I am cursed with a naive kind of ambition, a particularly heinous kind of ambition where, however many times the lesson is taught, I refuse to learn that there are no easy paths to success.

The world says “You can be anything!” and I hear “You can be everything!”

The idea of drawing well takes my fancy and I assume that it must be much simpler than coding an iOS app, itself something that I was sure was easier than being a professional musician.

For a long while, things were going well and I was enjoying drawing portraits of silent movie stars from the classic films I was watching. 

I wanted to branch out into more complicated scenes but my attempts weren’t landing and I was finding the process frustrating, a sure sign that something was amiss. 

Life was once again trying to remind me that other people dedicate their own lives to this single pursuit for good reason.

However, if there is one thing that has remained true through all of my various creative pursuits, it’s this: when one starts to struggle, go back to the fundamentals.  

With this in mind, I signed up to the Society of Visual Storytelling and started working my way through their courses. 

This is not without its danger, though, as I am very experienced in the allure of continual learning without application. I endeavoured to only stay one month.

Oh, but skills education. You have such a sweet, siren song. It is a song that carries with it the promise that the Magic Key exists and, with just one more course, this vital key will be discovered and I will finally and effortlessly Unlock all of My Potential.

Such a key doesn’t exist, of course. I know it. But knowledge alone is not enough to protect me from the compelling idea that it might, if I could only find the right teacher, the right book, the right online course…

I ended up staying two months before I was able to cut myself off. During that time, I worked my way through 20 of their courses, covering a wide range fundamentals from line and shape to perspective, light and shadow, and composition. 

There was nothing really new in terms of content, nor anything that couldn’t be found in a good Andrew Loomis book or two, but that’s the thing with fundamentals: you can never get enough of them. I find myself re-remembering things I had learned before and forgotten, and having these things presented as often and in as many different ways as possible is going to do nothing but improve my skill (provided I take the time to then actually apply them to my own work).

Once I freed myself from the warm embrace of Perennial Skills Training and returned to the clutches of the cold and hostile blank screen, I wanted a way to measure my improvement. Looking back through my work, I came upon a piece whose concept I had liked but where the execution was severely lacking. This was from January this year:

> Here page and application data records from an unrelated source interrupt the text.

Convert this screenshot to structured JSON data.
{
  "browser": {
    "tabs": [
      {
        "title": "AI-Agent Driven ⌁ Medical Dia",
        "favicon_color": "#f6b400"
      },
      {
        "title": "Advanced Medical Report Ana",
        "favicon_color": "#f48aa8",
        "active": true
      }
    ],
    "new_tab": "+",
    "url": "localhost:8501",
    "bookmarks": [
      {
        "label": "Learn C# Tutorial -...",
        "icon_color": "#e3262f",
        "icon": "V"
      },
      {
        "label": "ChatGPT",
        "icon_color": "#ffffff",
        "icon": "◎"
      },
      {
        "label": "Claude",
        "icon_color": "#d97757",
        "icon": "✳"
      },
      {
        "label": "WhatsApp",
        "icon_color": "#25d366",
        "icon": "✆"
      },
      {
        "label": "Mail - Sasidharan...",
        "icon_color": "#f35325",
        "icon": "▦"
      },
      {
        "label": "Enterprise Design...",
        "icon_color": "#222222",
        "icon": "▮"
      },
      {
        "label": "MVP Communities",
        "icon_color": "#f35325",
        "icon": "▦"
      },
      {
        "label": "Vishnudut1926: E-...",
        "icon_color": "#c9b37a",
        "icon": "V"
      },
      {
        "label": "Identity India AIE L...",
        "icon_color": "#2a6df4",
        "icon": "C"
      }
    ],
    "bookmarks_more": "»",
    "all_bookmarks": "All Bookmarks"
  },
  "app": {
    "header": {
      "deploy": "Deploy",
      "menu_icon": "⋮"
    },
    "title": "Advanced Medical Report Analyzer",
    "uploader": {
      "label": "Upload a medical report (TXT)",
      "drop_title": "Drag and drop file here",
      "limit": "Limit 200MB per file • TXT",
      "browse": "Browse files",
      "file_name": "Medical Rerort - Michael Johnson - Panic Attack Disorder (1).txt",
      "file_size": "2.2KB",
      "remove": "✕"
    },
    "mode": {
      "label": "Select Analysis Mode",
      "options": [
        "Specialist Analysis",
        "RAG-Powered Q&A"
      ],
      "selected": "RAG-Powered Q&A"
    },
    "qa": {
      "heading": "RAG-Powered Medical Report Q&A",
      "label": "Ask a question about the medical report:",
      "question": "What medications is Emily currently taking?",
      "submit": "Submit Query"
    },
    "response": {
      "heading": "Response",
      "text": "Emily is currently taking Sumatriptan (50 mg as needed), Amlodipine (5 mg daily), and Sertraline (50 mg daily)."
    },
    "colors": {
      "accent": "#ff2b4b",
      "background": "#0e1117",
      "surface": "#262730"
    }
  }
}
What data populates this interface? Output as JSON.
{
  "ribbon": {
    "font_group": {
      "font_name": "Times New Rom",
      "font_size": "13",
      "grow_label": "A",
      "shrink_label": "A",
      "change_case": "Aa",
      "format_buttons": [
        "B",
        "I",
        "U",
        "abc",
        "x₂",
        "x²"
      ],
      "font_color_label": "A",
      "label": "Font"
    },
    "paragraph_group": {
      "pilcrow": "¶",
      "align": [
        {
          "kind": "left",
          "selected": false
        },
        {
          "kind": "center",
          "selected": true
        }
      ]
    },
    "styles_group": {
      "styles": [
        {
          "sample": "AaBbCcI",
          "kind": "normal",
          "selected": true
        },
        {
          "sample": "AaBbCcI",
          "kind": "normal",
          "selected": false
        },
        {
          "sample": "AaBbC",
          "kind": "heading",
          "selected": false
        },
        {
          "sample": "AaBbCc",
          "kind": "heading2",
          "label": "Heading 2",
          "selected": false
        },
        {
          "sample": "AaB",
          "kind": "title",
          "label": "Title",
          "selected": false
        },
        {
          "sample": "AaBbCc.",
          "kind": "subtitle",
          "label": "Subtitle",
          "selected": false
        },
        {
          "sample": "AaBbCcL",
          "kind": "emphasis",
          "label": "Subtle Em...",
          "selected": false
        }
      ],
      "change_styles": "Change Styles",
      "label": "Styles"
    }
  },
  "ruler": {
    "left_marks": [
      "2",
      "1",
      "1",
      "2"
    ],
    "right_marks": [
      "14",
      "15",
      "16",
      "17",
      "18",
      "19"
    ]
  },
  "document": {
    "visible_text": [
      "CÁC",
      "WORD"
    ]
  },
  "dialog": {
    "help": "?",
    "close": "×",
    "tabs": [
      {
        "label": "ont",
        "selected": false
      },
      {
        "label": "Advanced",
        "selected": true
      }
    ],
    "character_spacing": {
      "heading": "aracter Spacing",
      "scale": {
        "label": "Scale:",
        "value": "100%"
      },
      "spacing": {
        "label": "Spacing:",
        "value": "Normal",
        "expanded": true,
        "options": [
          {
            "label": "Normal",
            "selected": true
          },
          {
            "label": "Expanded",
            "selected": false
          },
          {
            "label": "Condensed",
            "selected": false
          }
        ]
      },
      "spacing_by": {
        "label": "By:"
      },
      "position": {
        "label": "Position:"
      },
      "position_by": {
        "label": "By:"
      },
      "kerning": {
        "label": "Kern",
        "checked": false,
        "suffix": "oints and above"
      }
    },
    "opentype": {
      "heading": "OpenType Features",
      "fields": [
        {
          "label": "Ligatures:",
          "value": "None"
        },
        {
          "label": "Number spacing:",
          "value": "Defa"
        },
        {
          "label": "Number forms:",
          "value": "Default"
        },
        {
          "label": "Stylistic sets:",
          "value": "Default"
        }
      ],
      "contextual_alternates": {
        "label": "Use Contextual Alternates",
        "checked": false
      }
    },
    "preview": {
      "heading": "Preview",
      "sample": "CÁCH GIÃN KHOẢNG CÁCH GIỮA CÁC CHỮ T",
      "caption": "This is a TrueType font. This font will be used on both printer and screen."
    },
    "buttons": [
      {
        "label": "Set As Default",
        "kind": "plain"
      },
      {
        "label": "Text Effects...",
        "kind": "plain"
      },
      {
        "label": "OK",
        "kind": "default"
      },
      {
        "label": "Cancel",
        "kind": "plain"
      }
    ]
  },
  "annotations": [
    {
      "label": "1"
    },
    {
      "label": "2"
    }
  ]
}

An illustration of a woman flying through clouds on a speeder
“For fun and whimsy!”

I had another pass at it, this time with a focus on many of the lessons gleaned from my studies:

An illustration of a girl flying a giant hover bike through purple clouds

I still have a long road ahead of me, but it’s clear that the investment was worthwhile and the obvious progress over 8 months is heartening. 

The Society of Visual Storytelling costs US$14.99 a month if you pay monthly and I certainly don’t regret the two months I invested there. Be warned that when you quit, that’s it. You lose any remaining time between then and your next billing date, so schedule it for a couple of days before.